Change in Internal Energy by Performing Work: Nail Hammering

Experiment number : 1705

• Goal of experiment

This experiment shows the temperature increase when a nail is hammered into a piece of wood.

• Theory

The first law of thermodynamics states that:

$\Delta U\,=\,W\,+\,Q,$

where ΔU is the change in internal energy of the system, W is the work supplied to the system and Q is the supplied heat. The first law of thermodynamics in this form allows a change in internal energy of any thermodynamic system (provided that the system does not exchange particles with the surroundings) by only two ways – through a heat exchange and by performing mechanical work. In our case the work is performed by the hammer. The friction between the nail and the wooden board results in excitation of particles on the contact surfaces of the metal and the wood, thereby increasing the temperature of the two materials.

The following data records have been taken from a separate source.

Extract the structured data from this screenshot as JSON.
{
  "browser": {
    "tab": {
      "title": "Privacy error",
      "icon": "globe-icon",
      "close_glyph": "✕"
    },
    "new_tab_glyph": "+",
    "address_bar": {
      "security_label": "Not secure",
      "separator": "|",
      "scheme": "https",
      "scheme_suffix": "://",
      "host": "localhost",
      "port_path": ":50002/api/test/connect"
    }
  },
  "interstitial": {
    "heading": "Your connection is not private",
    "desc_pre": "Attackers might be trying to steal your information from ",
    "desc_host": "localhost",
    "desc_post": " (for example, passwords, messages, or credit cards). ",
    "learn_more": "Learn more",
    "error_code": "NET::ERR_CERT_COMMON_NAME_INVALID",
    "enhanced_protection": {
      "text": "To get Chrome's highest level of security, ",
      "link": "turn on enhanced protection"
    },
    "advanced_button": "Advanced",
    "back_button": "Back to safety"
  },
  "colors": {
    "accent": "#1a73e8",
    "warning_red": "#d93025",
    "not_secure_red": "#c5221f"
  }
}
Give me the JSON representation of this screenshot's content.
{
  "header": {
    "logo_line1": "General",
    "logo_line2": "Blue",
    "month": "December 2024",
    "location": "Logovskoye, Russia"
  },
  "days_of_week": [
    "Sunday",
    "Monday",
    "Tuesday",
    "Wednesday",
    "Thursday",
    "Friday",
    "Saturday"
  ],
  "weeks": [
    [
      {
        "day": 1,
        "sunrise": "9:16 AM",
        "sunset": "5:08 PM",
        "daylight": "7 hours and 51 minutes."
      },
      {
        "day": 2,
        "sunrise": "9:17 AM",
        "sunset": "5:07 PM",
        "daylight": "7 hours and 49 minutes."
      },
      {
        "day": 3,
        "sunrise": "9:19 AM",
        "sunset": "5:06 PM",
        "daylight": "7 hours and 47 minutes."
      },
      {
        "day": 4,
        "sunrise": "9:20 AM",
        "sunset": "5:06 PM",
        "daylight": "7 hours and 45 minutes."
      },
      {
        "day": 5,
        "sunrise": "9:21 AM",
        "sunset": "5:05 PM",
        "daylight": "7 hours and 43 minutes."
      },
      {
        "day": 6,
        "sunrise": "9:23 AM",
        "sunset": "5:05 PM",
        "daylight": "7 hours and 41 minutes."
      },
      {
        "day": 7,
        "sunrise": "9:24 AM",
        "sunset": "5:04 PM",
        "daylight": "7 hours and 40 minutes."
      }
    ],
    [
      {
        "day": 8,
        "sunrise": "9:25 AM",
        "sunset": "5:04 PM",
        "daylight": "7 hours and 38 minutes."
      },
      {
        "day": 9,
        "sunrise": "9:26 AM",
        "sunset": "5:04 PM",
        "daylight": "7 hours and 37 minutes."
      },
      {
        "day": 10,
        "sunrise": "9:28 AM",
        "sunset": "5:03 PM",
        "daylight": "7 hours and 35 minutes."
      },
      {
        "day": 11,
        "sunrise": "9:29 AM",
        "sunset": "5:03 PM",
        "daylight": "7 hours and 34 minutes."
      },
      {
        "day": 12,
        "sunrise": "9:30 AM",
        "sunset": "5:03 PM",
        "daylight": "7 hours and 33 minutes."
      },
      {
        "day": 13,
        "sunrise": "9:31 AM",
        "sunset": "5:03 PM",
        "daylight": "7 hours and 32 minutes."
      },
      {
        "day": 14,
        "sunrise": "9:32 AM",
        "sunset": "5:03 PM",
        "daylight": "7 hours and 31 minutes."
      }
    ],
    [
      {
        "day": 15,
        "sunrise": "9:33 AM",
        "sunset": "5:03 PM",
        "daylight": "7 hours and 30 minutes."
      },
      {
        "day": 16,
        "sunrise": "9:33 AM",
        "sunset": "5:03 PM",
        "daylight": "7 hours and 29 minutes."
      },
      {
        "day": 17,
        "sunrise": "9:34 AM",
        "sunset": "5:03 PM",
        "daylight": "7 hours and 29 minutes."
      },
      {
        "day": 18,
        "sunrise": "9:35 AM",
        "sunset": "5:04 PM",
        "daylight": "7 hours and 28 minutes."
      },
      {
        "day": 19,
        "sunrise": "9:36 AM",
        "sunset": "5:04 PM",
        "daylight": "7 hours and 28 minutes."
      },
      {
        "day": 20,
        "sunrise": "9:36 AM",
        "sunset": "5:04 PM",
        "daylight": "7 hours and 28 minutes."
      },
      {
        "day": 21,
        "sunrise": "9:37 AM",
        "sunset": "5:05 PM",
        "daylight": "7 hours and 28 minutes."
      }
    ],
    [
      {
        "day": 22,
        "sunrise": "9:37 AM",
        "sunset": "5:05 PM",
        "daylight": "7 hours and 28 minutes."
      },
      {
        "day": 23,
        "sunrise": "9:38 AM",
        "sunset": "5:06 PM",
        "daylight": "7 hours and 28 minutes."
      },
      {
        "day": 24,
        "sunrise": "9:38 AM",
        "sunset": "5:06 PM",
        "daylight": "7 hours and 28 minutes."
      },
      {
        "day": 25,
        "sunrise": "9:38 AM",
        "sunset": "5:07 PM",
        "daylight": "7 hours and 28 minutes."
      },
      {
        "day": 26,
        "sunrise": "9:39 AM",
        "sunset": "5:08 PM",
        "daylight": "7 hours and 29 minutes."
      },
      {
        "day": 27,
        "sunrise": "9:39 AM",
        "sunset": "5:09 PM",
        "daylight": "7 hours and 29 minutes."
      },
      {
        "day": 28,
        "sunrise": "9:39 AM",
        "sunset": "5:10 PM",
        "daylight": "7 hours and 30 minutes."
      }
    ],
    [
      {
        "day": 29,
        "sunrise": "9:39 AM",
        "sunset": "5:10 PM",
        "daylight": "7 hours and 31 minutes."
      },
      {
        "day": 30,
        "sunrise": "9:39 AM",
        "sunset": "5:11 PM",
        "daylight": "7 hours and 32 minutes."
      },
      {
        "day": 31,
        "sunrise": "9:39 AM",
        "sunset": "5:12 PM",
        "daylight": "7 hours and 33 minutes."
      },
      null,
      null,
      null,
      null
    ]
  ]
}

• Tools

Thermal imaging camera, wooden board, hammer, nail (Fig. 1).

• Procedure

We simply hammer a nail into a board. At the same time we use the thermal imaging camera to observe the temperature increase at the point where the nail penetrates the wood. A place in which the temperature increases, according to the infrared image, is the place where the nail penetrates the wood. The nail is almost invisible on the video; the nail temperature during the experiment is similar to the ambient temperature.

• Sample result

The video below illustrates a successful performance of this experiment.

In this video a thermal imaging camera FLIR i7 was used. The temperature range of the colour scheme was chosen in the interval 24 °C to 30 °C, the emissivity was ε = 0.95.

• Technical notes

Generally, it is convenient to choose nails with matte finish. This helps us avoid the problems with different emissivity of wood and metal, which may lead to false reading of the nail temperature.

• Pedagogical notes

It is good to point out that in addition to the temperature increase in the place where the nail penetrates the wood, the temperature also increases along the nail inside the wood; however, it cannot be detected by the thermal imaging camera.